Hand and wrist fractures are very common and encompass a wide range of injuries where there is a break or crack in one or more of the bones in your hand or wrist. Hand fractures affect the small bones of the fingers (phalanges) and the long bones within the palm (metacarpals). Wrist fractures affect the scaphoid bone, one of the eight small bones that make up the wrist.
What Causes a Fracture in Your Hand or Wrist?
A broken hand or wrist can be caused by a fall, crash injury, twisting injury, or direct contact in sports. For example, when someone falls and lands on an outstretched hand or wrist, the force from the fall — in combination with the angle of the wrist — may be strong enough to cause a fracture or break. Some common causes of hand and wrist fractures include:
- Sports injuries
- Car accidents
- Diseases, such as osteoporosis or cancer
Symptoms of Hand and Wrist Fractures
Symptoms of a hand or wrist fracture vary depending on the location and severity of the break. Common signs and symptoms may include:
- Tenderness or pain
- Numbness in the hand
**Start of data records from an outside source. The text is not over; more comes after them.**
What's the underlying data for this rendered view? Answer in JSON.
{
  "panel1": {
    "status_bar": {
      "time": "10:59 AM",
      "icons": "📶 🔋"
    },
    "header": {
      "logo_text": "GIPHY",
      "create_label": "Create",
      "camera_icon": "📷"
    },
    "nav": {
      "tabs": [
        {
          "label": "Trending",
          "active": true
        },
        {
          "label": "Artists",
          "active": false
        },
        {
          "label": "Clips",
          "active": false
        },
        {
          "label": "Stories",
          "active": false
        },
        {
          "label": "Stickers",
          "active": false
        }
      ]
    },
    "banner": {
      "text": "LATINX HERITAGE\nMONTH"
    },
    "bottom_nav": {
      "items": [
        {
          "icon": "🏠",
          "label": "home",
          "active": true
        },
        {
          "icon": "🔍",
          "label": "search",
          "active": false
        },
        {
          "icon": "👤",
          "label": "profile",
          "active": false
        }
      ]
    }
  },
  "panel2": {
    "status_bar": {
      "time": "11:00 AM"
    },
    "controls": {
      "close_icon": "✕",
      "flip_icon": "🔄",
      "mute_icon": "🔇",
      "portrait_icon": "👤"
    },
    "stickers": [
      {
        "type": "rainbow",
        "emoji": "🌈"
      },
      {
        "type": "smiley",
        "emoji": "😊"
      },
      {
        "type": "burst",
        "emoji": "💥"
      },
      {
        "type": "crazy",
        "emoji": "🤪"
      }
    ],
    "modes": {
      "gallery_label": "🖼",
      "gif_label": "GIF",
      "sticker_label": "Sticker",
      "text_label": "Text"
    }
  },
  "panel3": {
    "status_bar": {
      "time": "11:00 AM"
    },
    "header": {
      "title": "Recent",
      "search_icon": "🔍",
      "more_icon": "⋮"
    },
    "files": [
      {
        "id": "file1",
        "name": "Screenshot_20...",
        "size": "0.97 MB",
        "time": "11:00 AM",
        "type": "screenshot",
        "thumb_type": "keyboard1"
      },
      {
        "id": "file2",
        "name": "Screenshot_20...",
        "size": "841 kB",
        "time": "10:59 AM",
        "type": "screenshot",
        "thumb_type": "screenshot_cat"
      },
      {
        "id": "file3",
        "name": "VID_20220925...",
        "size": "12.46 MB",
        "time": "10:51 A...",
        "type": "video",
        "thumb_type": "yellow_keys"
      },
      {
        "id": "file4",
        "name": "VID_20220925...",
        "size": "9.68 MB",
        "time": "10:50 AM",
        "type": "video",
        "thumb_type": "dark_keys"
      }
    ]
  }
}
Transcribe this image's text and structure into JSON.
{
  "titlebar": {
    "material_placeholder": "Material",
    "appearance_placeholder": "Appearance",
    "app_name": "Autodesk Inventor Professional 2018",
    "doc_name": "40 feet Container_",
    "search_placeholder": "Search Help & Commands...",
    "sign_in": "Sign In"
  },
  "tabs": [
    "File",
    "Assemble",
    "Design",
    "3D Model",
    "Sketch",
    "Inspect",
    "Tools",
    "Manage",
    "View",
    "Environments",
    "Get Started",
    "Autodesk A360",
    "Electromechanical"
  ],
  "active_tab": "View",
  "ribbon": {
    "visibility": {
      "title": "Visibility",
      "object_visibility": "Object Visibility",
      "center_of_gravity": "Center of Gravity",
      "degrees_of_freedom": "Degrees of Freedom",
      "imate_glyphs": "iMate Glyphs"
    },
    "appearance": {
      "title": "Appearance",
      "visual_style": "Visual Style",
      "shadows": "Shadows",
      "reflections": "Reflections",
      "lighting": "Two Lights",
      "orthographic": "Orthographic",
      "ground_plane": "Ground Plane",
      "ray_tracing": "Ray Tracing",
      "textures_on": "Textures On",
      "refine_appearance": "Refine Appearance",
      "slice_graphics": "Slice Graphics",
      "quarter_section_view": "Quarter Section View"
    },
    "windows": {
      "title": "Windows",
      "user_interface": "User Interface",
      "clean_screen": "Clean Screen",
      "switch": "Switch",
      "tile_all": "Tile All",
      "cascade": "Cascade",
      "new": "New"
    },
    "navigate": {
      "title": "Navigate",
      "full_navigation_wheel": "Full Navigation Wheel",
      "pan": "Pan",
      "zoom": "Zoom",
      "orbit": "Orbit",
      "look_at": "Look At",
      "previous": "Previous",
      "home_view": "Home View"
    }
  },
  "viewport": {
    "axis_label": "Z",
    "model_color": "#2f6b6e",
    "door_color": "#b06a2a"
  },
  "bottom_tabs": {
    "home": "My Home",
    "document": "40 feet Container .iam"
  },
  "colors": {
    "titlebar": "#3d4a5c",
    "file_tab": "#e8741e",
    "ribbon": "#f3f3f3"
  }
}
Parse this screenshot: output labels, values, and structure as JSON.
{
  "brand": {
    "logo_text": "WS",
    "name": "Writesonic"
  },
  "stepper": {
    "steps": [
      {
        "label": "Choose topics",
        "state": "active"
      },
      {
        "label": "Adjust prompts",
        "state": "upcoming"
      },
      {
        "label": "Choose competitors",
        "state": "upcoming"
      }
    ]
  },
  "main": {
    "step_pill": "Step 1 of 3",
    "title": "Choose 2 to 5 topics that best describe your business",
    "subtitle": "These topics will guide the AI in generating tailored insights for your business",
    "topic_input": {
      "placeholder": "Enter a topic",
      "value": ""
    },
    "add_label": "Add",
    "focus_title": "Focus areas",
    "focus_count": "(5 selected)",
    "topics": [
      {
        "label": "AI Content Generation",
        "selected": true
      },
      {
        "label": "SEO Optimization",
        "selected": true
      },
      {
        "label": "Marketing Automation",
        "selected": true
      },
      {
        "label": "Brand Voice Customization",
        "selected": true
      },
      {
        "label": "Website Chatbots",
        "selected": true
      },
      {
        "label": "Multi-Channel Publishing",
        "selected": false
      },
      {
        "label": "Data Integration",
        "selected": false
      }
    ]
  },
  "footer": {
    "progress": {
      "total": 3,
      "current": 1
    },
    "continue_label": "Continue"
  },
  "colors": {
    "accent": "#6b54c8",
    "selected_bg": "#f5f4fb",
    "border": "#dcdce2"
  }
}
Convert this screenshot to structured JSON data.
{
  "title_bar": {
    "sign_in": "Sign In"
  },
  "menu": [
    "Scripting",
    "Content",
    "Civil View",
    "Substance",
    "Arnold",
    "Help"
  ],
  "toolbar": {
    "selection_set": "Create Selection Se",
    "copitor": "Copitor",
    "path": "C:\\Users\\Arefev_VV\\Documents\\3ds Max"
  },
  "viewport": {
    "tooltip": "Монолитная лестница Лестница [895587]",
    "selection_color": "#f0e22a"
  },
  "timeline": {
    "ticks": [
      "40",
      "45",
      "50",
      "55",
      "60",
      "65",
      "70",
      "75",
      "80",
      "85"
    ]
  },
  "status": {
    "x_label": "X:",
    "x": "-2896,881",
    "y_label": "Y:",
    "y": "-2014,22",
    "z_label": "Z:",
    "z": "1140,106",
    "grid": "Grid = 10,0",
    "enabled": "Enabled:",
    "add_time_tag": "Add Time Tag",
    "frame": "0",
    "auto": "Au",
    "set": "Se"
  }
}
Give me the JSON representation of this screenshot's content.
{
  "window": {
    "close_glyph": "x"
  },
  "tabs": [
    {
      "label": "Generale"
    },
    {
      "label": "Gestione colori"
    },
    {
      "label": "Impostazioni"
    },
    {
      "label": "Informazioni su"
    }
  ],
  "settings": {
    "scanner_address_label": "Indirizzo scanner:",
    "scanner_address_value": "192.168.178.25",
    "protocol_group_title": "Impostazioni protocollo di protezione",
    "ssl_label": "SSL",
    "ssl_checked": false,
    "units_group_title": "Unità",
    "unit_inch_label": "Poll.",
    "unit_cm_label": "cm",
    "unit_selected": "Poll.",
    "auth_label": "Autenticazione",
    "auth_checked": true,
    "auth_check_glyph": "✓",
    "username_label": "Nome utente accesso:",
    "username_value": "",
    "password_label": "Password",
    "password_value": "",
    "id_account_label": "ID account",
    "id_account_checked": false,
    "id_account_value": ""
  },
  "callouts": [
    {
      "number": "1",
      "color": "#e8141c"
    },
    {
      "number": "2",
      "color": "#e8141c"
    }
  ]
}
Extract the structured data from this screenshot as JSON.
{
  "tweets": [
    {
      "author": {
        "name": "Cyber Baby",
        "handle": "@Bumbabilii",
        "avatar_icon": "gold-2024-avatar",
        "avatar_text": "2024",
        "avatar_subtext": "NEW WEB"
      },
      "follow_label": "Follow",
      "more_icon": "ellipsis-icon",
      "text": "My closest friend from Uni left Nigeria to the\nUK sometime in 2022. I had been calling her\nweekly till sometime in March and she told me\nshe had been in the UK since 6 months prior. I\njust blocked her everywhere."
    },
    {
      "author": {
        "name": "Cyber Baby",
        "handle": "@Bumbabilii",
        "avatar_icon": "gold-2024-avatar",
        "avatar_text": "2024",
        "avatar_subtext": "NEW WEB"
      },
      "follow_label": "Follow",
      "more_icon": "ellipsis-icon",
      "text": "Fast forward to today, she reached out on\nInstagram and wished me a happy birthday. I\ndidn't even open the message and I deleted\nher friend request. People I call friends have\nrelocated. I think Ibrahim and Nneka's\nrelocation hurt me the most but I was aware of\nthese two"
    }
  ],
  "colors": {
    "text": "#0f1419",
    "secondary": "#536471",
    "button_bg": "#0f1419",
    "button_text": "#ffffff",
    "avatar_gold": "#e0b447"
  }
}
- Inability to move the finger(s)
- Shortened finger
- The injured finger crosses or “scissors” over its neighbor when making a partial fist
In the case of a boxer’s fracture, your knuckle may look sunken in or depressed. This occurs when the end or “head” of the metacarpal bone is displaced or angulated.
Hand and Wrist Fracture Diagnosis
To diagnose a hand or wrist fracture, your doctor will ask about your symptoms and carefully examine your fingers and hand. He or she may also evaluate the tendons in your hand to ensure they are functioning properly and will check for instability in the joints near the fracture site. Imaging tests, such as an x-ray, can help identify the location and extent of the fracture. In certain situations, an MRI or CT scan may be ordered to give your doctor more detailed images and information about the injury.
Treatment for Hand and Wrist Fractures
If the broken ends of the bone aren’t aligned properly, there can be gaps between the pieces of bone or fragments might overlap. Your doctor can realign the bone fragments by gently manipulating them back into position without making an incision. This procedure is known as a closed reduction. A cast, splint, or brace may be applied to keep the bones in place while they heal, for about 3 to 6 weeks.
Some types of fractures can be protected by wearing a removable splint or by being “buddy strapped” to an adjacent non-injured finger. The non-injured finger acts as a “moving splint” to support the fractured finger. Gentle hand exercises can usually begin after 3 weeks.
Even after a closed reduction procedure and immobilization, your bones can shift. Some hand and wrist fractures require surgery to realign and stabilize the fracture fragments, including open fractures. Your Raleigh Orthopaedic doctor will make an incision to help reposition the bone fragments into their normal alignment. Small metal devices, such as wires, screws, pins, staples, and plates, may be used to hold the broken pieces of bone in place.
After surgery, you may have to wear a cast or splint for a period of time to protect the fracture. If the bone changes position during healing, your finger may lose some function. Your doctor will discuss with you when it is safe to begin range-of-motion exercises and resume normal activities.
Specialized Hand and Wrist Treatment at Raleigh Orthopaedic
If you’ve experienced a hand or wrist fracture, it’s important to get the care you need right away. Raleigh Orthopaedic provides comprehensive treatment for various hand and wrist injuries in Wake County. Our hand surgeons work closely with our on-site Certified Hand Therapists to ensure a safe and effective recovery for each patient. For more information or to schedule an appointment at one of our convenient locations, contact us today.